As one of the earliest films to come out of communist China’s new film schools in the 1980s, director Chen Kaige’s Yellow Earth reveals much about the Chinese communist party’s interpretation of the years before 1949 (the year of the Communist victory in China). Yellow Earth takes on the appearance of Communist propaganda films as the plot and themes develop. The minimalist mise-en-scene technique effectively illustrates the activities and rituals of daily rural Chinese life throughout the film. Nowhere in the film is the effectiveness of this technique more apparent than in the final scene when Han-Han struggles against the crowd to return to Gu.
Many of the scenes in …show more content…
The effectiveness of Kaige’s mise-en-scene technique is never more apparent than in what is arguably the most important scene in the film- Han-Han’s desperate run back to Gu. Although the camera angles change during the scene, the long shot is maintained throughout. The viewer sees Han-Han from a distance as he struggles against the crowd towards Gu on the hill. By not following Han-Han with close-up shots, Kaige makes the scene more realistic, as the viewer watches Han-Han disappear behind taller men in the crowd and reappear just as the viewer is convinced he must have been trampled. The mise-en-scene technique shows the scene as it would happen in reality, adding to the drama and tension of the moment- will young Han-Han successfully run upstream against the crowd of grown men?
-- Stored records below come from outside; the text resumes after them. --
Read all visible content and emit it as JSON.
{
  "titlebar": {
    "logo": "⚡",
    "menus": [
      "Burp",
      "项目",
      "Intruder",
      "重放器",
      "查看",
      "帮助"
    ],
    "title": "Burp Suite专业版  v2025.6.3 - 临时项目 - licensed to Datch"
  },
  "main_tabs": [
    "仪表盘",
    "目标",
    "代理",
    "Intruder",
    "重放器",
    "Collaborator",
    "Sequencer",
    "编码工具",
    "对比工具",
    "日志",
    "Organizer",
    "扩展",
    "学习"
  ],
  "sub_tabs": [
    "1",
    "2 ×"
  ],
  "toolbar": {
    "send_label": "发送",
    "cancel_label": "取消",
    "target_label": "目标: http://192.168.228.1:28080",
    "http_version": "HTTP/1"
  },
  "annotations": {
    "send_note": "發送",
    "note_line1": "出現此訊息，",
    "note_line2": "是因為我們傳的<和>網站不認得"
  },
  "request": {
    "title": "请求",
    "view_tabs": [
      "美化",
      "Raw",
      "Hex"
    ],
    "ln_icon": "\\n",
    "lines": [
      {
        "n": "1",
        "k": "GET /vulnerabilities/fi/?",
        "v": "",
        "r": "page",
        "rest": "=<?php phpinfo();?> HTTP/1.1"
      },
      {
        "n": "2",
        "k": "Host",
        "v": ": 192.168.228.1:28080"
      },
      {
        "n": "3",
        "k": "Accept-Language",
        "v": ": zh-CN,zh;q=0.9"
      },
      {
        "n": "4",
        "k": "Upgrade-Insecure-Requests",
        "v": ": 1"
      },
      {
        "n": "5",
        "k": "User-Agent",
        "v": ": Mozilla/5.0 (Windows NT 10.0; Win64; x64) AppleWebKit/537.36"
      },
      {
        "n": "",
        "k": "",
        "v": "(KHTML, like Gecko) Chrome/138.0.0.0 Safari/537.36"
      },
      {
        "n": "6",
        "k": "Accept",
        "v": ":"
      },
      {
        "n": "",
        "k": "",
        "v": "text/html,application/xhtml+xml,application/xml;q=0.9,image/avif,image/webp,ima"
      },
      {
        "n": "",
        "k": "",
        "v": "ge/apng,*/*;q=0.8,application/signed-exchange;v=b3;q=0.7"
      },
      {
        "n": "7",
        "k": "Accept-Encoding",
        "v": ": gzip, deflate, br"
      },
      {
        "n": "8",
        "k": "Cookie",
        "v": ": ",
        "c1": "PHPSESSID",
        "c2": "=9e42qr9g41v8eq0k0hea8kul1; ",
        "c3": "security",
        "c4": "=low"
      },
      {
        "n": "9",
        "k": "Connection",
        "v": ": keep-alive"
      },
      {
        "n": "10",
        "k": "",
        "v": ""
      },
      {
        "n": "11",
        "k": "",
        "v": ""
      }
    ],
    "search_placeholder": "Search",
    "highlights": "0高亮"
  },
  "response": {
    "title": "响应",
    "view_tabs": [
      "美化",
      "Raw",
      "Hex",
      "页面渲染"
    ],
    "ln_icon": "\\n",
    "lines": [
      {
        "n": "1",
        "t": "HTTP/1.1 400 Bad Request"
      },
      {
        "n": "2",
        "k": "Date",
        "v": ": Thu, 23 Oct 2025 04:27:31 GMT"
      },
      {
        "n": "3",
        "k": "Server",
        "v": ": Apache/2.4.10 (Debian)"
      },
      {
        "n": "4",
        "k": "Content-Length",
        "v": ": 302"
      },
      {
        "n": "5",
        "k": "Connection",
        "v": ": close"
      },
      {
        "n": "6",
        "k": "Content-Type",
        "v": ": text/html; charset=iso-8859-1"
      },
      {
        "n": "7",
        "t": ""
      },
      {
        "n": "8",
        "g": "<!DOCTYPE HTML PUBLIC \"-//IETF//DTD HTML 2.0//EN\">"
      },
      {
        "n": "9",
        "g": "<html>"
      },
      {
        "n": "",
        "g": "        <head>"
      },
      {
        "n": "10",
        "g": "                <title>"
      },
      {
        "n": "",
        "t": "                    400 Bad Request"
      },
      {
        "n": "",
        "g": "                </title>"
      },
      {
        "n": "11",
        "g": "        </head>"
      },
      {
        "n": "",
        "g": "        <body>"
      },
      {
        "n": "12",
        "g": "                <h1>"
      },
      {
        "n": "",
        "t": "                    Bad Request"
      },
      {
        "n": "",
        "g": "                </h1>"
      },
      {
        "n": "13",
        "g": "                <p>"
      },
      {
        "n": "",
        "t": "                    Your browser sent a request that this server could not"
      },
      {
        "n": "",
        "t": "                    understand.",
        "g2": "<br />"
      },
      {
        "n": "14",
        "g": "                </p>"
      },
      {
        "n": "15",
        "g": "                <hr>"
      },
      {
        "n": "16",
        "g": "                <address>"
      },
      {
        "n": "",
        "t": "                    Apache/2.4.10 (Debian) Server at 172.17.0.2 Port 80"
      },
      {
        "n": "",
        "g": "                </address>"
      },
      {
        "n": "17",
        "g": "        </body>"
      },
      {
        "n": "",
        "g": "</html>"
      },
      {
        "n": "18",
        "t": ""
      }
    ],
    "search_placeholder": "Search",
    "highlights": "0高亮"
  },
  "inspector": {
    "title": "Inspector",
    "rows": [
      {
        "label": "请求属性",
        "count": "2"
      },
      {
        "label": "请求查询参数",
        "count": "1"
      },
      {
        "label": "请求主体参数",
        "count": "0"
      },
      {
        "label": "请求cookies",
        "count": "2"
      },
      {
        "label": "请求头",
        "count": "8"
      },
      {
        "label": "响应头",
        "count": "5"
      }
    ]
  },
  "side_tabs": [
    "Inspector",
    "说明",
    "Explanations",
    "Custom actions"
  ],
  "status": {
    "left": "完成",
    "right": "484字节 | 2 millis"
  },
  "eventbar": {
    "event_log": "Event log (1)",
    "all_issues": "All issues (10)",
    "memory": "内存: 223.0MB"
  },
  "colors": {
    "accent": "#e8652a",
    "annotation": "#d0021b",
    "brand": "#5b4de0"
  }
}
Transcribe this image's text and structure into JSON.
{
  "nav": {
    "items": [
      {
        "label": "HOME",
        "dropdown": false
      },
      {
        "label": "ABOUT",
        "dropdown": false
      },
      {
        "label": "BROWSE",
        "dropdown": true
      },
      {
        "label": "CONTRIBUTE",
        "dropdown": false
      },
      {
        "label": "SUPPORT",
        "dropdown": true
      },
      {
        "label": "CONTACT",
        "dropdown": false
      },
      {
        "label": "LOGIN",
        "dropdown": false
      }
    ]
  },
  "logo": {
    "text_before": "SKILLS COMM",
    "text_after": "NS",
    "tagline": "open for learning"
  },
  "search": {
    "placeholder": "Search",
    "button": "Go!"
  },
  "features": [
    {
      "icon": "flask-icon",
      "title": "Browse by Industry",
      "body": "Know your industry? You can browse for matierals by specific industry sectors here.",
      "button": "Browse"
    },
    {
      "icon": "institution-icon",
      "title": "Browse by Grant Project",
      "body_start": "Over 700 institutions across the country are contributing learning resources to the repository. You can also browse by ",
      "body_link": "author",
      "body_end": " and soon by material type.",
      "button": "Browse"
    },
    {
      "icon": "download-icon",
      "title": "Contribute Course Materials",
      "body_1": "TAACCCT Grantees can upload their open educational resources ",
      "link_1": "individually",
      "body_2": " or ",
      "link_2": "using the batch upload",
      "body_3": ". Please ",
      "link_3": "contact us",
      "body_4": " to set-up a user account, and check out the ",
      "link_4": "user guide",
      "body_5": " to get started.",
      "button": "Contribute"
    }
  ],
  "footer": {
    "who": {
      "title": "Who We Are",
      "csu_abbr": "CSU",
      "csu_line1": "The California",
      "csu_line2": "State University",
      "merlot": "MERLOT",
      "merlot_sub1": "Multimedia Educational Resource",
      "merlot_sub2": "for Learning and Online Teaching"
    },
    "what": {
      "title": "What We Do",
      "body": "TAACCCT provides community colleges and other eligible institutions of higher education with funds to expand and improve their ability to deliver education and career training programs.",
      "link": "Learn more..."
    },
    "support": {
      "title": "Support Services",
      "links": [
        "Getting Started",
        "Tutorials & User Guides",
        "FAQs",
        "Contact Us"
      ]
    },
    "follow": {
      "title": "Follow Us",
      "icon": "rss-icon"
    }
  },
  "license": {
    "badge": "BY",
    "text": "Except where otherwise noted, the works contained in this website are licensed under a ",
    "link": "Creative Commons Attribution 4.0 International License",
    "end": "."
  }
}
The importance of this scene lies in its symbolic embodiment of the film’s themes, namely the spread of Communism in rural China, as depicted by the party. After the village men pray to their god to deliver rain, the viewer sees Han-Han frantically run towards the Communist soldier on the hill crying, “Save our people!” In running against the crowd, Han-Han symbolizes the struggle of Communism to convert the Chinese people and